From 1874 until 1885, the Rochester Fair was two days long. For the next half century, the Fair was four days long. During a four day run Tuesday was kids' day, and Wednesday and Thursday were the banner days. When the Fair was still only four days long, only 50 - 60 horses raced for the season. During the 1940s, the directors decided to add a fifth day to the Fair to accommodate more racing. By 1959, the Fair's length had doubled to eight days and remained that long until 1965. It was ten days long from 1975 to 1984, after which the Fair grew to eleven days. In 1998 it again changed to its present length of 9 days.
At the turn of the century, Fairgoers tied their horses to rails set up on the infield. The Racing office was built in 1935 and is considered the best racing office around. The judges' stand used to be where the tote board is now. It looked like a square version of the current Security Building Bandstand. By the 1940s, it succumbed to age, and at this point, a new structure was built on the grandstand roof. The use of a starting gate was started in the 1940s and night racing began in 1957. For decades, the racetrack used calculating machines to handle the betting until 1988, when the use of computers helped with the computations. Rochester is the only fair in the state that has maintained its racetrack and its racing heritage. Other area racetracks that have closed include Bridgetown, Cornish, Deerfield, Dover, Gorham, Hopkinton, Kennebunk, Laconia, Lancaster, Newmarket, and Pittsfield.
Pari-Mutuel Harness Racing

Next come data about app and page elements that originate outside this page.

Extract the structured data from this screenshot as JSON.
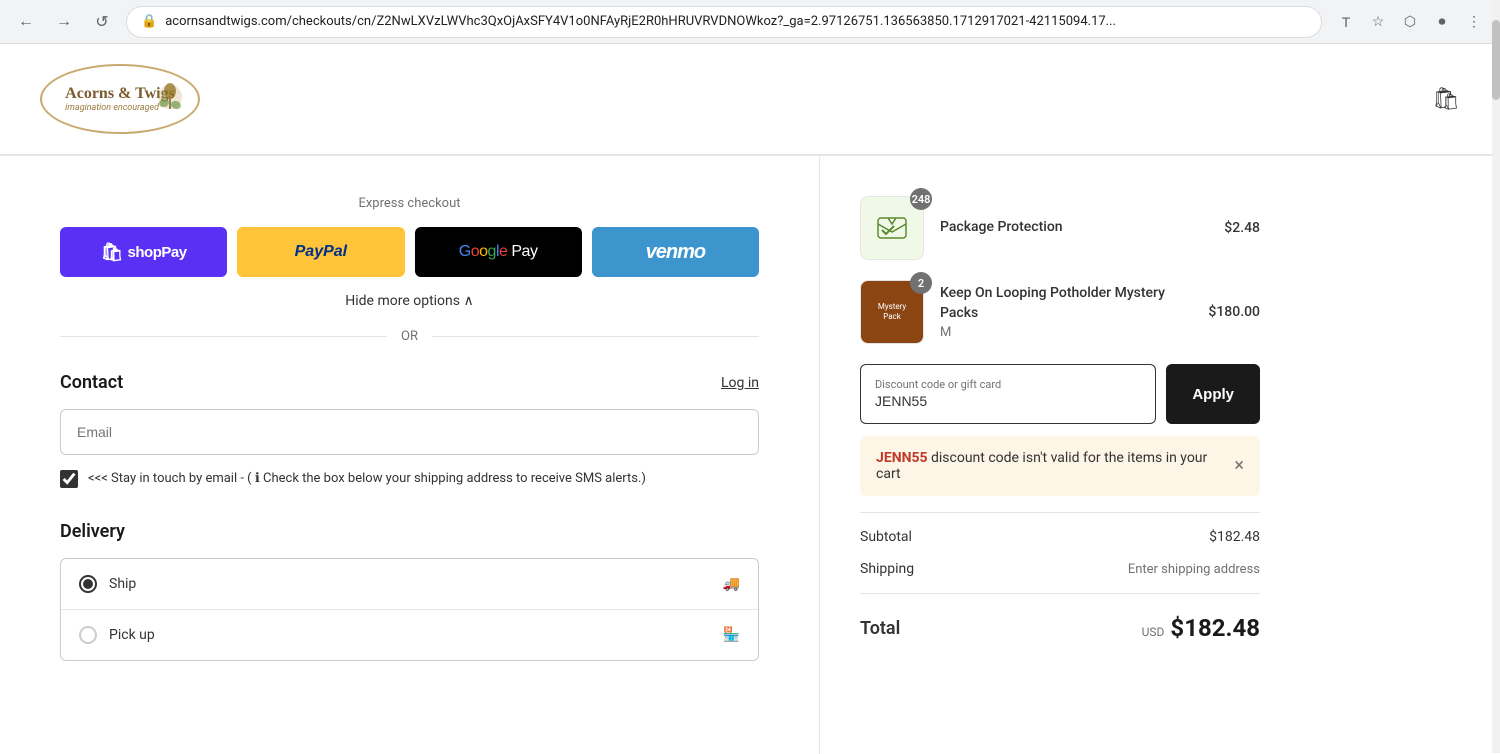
{
  "browser": {
    "back_btn": "←",
    "forward_btn": "→",
    "reload_btn": "↺",
    "url": "acornsandtwigs.com/checkouts/cn/Z2NwLXVzLWVhc3QxOjAxSFY4V1o0NFAyRjE2R0hHRUVRVDNOWkoz?_ga=2.97126751.136563850.1712917021-42115094.17...",
    "translate_icon": "T",
    "bookmark_icon": "☆",
    "extension_icon": "⬡",
    "record_icon": "⏺",
    "menu_icon": "⋮"
  },
  "header": {
    "logo_line1": "Acorns & Twigs",
    "logo_line2": "imagination encouraged",
    "cart_icon": "🛍"
  },
  "express_checkout": {
    "title": "Express checkout",
    "shop_pay_label": "shop Pay",
    "paypal_label": "PayPal",
    "gpay_label": "G Pay",
    "venmo_label": "venmo",
    "hide_more": "Hide more options",
    "or": "OR"
  },
  "contact": {
    "section_title": "Contact",
    "log_in_label": "Log in",
    "email_placeholder": "Email",
    "checkbox_checked": true,
    "checkbox_label": "<<< Stay in touch by email - ( ℹ Check the box below your shipping address to receive SMS alerts.)"
  },
  "delivery": {
    "section_title": "Delivery",
    "options": [
      {
        "id": "ship",
        "label": "Ship",
        "selected": true,
        "icon": "🚚"
      },
      {
        "id": "pickup",
        "label": "Pick up",
        "selected": false,
        "icon": "🏪"
      }
    ]
  },
  "cart": {
    "items": [
      {
        "id": "package-protection",
        "name": "Package Protection",
        "badge": "248",
        "price": "$2.48",
        "variant": ""
      },
      {
        "id": "mystery-pack",
        "name": "Keep On Looping Potholder Mystery Packs",
        "badge": "2",
        "price": "$180.00",
        "variant": "M"
      }
    ],
    "discount": {
      "label": "Discount code or gift card",
      "value": "JENN55",
      "apply_btn": "Apply"
    },
    "error": {
      "code": "JENN55",
      "message": " discount code isn't valid for the items in your cart",
      "close": "×"
    },
    "subtotal_label": "Subtotal",
    "subtotal_value": "$182.48",
    "shipping_label": "Shipping",
    "shipping_value": "Enter shipping address",
    "total_label": "Total",
    "total_currency": "USD",
    "total_value": "$182.48"
  }
}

Before the 1930s, there was no legalized Pari-Mutuel betting at the racetrack, but there were betting pools with a 50 cent limit on gambling. The bookies wore white coats and stood next to the track on platforms near the bandstand. Mutuel betting started here in 1934 and the Rochester Fair were the only Fair in the United States to have it. In 1935, pari-mutuel Racing started at the fair with runners and trotters. Pari-Mutuel harness racing, one of Rochester Fair's main attractions, draws huge crowds from miles around every night of the fair. Over the years, the Fair has hosted some champion horses, including Margaret Dillon, the first pacer to run the mile in two minutes. World records have been set here, including the record for In Hand Coach and Under Saddle in 1936, the mile and an eighth both trot and pace in 1967, and for the high wheel sulky trot and pace in 1969.
The ''Hall of Fame''
A museum known as the ''Hall of Fame'' open to the public during the Fair is located in a room under the grandstand. The center attraction is a life sized model of a horse, with sulky and driver. The walls of the room are covered with pictures of drivers and horses and lined with cases containing racing silks and trophies, honoring those who have raced at the local track. Pictures and other memorabilia from former fairs have been donated to be displayed here. On exhibit are copies of sheet music by Laurence Willey, who composed ''Rochester Fair March'', ''Rochester Fair Waltz'', and ''Rochester Fair Rag''. There are paintings of horses painted by the famous Rochester native, Wilbur Duntley, known as the designer or our Parson Main monument. The old Fair Wagon is stored outside this room. Today the Rochester Fair attracts more then 150,000 people annually.